The Zion Letters are a collection of letters written by servicemen during The Great War to Harold Hill, a Sunday school teacher at the Zion Congregational Church and Institute on Stretford Road, Manchester. Harold maintained correspondence with at least seventy soldiers from their enlistment until, in many cases, their demobilisation. The letters were preserved in a battered suitcase and offered to Manchester & Lancashire Family History Society on the understanding that they would be made freely available to those who might have a family connection.

Some of the letters are on beautifully headed stationery.
Most, however, are written in pencil on poor quality paper.

Zion Congregational Church

(Image: Manchester Local Image Collection)

The Zion Congregational Church and Institute on Stretford Road was funded by Enriqueta Rylands, the widow of John Rylands, andopened in 1911. It was the centre for a wide variety of member activities such as Sunday schools, social gatherings and a Boys' Brigade troop.

Following World War Two, attendance declined and in the 1960s the building was rented out for a variety of secular uses.

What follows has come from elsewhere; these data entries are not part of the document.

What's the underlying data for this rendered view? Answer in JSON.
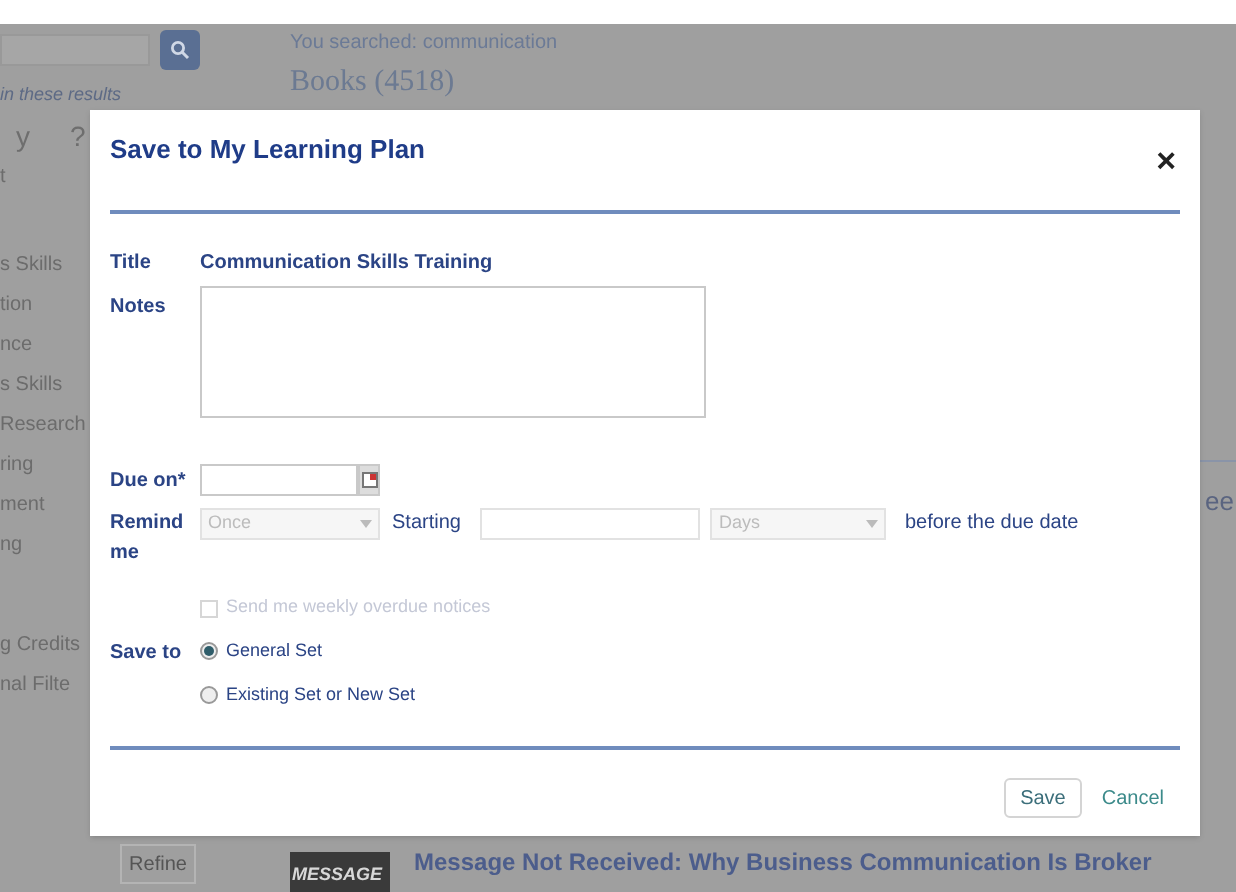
{
  "background": {
    "search_summary": "You searched: communication",
    "section_heading": "Books (4518)",
    "refine_hint": "in these results",
    "sidebar_items": [
      "y",
      "?",
      "t",
      "s Skills",
      "tion",
      "nce",
      "s Skills",
      "Research",
      "ring",
      "ment",
      "ng",
      "g Credits",
      "nal Filte"
    ],
    "refine_button": "Refine",
    "result_thumbnail_text": "MESSAGE",
    "result_title": "Message Not Received: Why Business Communication Is Broker",
    "right_fragment": "ee"
  },
  "dialog": {
    "title": "Save to My Learning Plan",
    "close": "×",
    "fields": [
      {
        "label": "Title",
        "value": "Communication Skills Training"
      },
      {
        "label": "Notes"
      },
      {
        "label": "Due on*"
      }
    ],
    "remind": {
      "label": "Remind me",
      "frequency": "Once",
      "starting_label": "Starting",
      "unit": "Days",
      "suffix": "before the due date",
      "disabled": true
    },
    "weekly_notice": {
      "label": "Send me weekly overdue notices",
      "checked": false,
      "disabled": true
    },
    "save_to": {
      "label": "Save to",
      "options": [
        {
          "label": "General Set",
          "selected": true
        },
        {
          "label": "Existing Set or New Set",
          "selected": false
        }
      ]
    },
    "buttons": {
      "save": "Save",
      "cancel": "Cancel"
    }
  }
}
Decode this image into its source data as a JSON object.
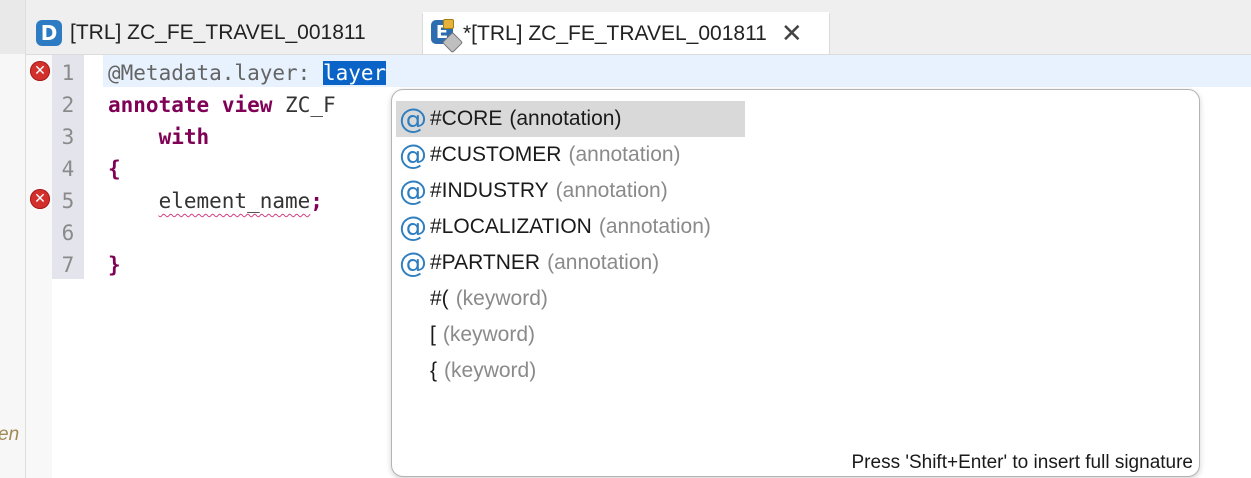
{
  "left_panel": {
    "text_fragment": "en"
  },
  "tabs": [
    {
      "label": "[TRL] ZC_FE_TRAVEL_001811",
      "icon": "ddl-source-icon",
      "icon_letter": "D"
    },
    {
      "label": "*[TRL] ZC_FE_TRAVEL_001811",
      "icon": "metadata-extension-icon",
      "icon_letter": "E",
      "close_glyph": "✕"
    }
  ],
  "editor": {
    "line_numbers": [
      "1",
      "2",
      "3",
      "4",
      "5",
      "6",
      "7"
    ],
    "lines": {
      "l1_prefix": "@Metadata.layer: ",
      "l1_selected": "layer",
      "l2_kw1": "annotate",
      "l2_kw2": "view",
      "l2_rest": "ZC_F",
      "l3_kw": "with",
      "l4": "{",
      "l5_name": "element_name",
      "l5_semicolon": ";",
      "l7": "}"
    },
    "error_markers_on_lines": [
      "1",
      "5"
    ],
    "error_glyph": "✕"
  },
  "completion_popup": {
    "proposals": [
      {
        "label": "#CORE",
        "qualifier": "(annotation)",
        "icon": "annotation-icon",
        "selected": true
      },
      {
        "label": "#CUSTOMER",
        "qualifier": "(annotation)",
        "icon": "annotation-icon",
        "selected": false
      },
      {
        "label": "#INDUSTRY",
        "qualifier": "(annotation)",
        "icon": "annotation-icon",
        "selected": false
      },
      {
        "label": "#LOCALIZATION",
        "qualifier": "(annotation)",
        "icon": "annotation-icon",
        "selected": false
      },
      {
        "label": "#PARTNER",
        "qualifier": "(annotation)",
        "icon": "annotation-icon",
        "selected": false
      },
      {
        "label": "#(",
        "qualifier": "(keyword)",
        "icon": "none",
        "selected": false
      },
      {
        "label": "[",
        "qualifier": "(keyword)",
        "icon": "none",
        "selected": false
      },
      {
        "label": "{",
        "qualifier": "(keyword)",
        "icon": "none",
        "selected": false
      }
    ],
    "annotation_glyph": "@",
    "status_text": "Press 'Shift+Enter' to insert full signature"
  },
  "colors": {
    "keyword": "#7f0055",
    "selection": "#0a64c8",
    "current_line": "#e8f2fe",
    "error": "#d2302d",
    "annotation_icon": "#2f7fc0"
  }
}
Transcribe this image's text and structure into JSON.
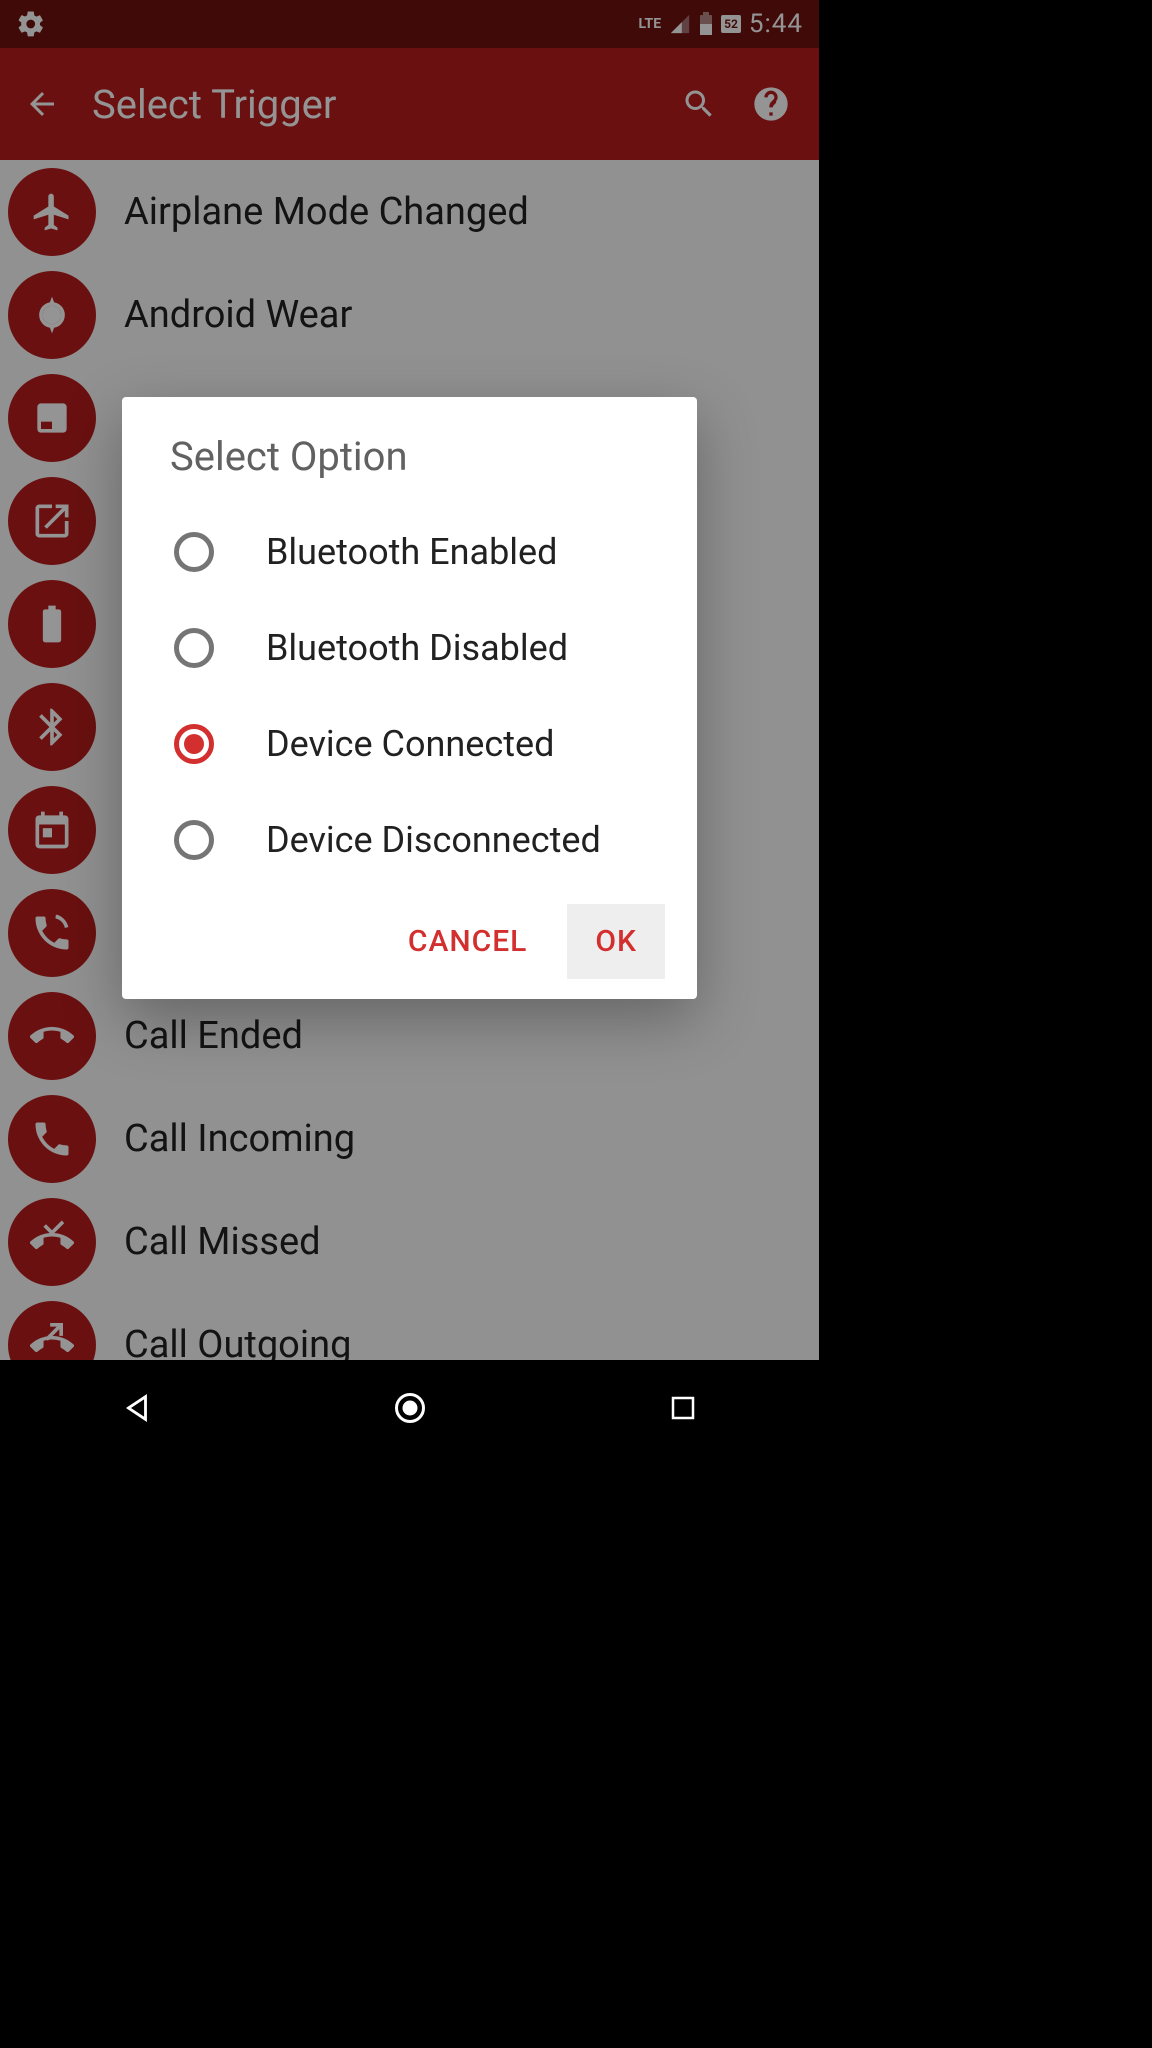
{
  "status": {
    "time": "5:44",
    "network": "LTE",
    "battery_pct": "52"
  },
  "appbar": {
    "title": "Select Trigger"
  },
  "triggers": [
    {
      "label": "Airplane Mode Changed",
      "icon": "airplane"
    },
    {
      "label": "Android Wear",
      "icon": "watch"
    },
    {
      "label": "",
      "icon": "app"
    },
    {
      "label": "",
      "icon": "open-external"
    },
    {
      "label": "",
      "icon": "battery"
    },
    {
      "label": "",
      "icon": "bluetooth"
    },
    {
      "label": "",
      "icon": "calendar"
    },
    {
      "label": "",
      "icon": "call-active"
    },
    {
      "label": "Call Ended",
      "icon": "call-end"
    },
    {
      "label": "Call Incoming",
      "icon": "phone"
    },
    {
      "label": "Call Missed",
      "icon": "call-missed"
    },
    {
      "label": "Call Outgoing",
      "icon": "call-outgoing"
    }
  ],
  "dialog": {
    "title": "Select Option",
    "options": [
      {
        "label": "Bluetooth Enabled",
        "selected": false
      },
      {
        "label": "Bluetooth Disabled",
        "selected": false
      },
      {
        "label": "Device Connected",
        "selected": true
      },
      {
        "label": "Device Disconnected",
        "selected": false
      }
    ],
    "cancel": "CANCEL",
    "ok": "OK"
  }
}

It was purchased by Manchester City Council in 1988 and and is today the Zion Arts Centre.

The extensive records of the church and Institute are deposited in Manchester Archives.

The Letters

Manchester & Lancashire FHS were contacted by a lady who asked if we would be interested in a number of letters written by servicemen during the Great War. This proved to be a substantial collection of around 350 letters written by some 70 servicemen. MLFHS agreed to take the letters under the condition that they were made freely available to the public; a condition to which the Society readily agreed.

The Letters cover the whole period of the war but most were written 1914-1915. Some correspondence is limited to a single letter while other men wrote as many as twenty. It is believed that the letters are only a selection of the correspondence.

All of the letters were addressed to Harold Hill.

When project work is complete, the letters will be deposited in Manchester Archives as part of the Zion Archive.

Harold Hill

Image: Google Street View

Harold Hill worked as a clerk for the South Manchester Overseers of the Poor. Away from his work, he served as a Sunday school teacher at the Zion Institute. He lived with his parents at 75 Humphrey Street in Old Trafford (the left hand house in the photo assuming that the houses were not renumbered when the street was renamed as Humphrey Road). Harold gradually rose in his career finally becoming the Chief rating Officer for Manchester City Council. Following his parents' deaths, he and his sister Florence, neither of whom married, remained at Humphrey Street for the remainder of their lives.

Harold did not enlist when war was declared in 1914, neither was he conscripted in 1916. It seems possible that this was on medical grounds. However, his contribution to the war effort was to write to his former  Sunday school pupils who were serving in the forces and to send them bibles, prayer books and newspapers as well as copies of Zion's monthly magazine Hand-in-Hand.

The Project

To fulfil our abligation to make the letters available to the public, our first task, after cataloguing and organising the letters, was to digitally scan each letter. This was not easy since many of the letters had been written in pencil on poor quality paper. However, (mostly!) readable scans were finally obtained.

The second task was to engage a small team of volunteers to transcribe each letter so that those with an interest could be spared the tribulations of both handwriting and the quality of the originals. The transcripts were then incorporated with the scanned originals into a composite document.

The final task was to assemble these documents into a series of web pages and to extract some summary information to assist readers in identifying possible ancestors or relatives. Click the button at the bottom of this page to see the final results.

One of yours?

Image: Balmforth Postcard

Our aim in making the Zion Letters available to the public is, hopefully, to connect present-day researchers with their ancestors or relatives.

If you find "one of yours" in the collection, or you are able to add any information which would help to identify any of these servicemen, we would be delighted to hear from you.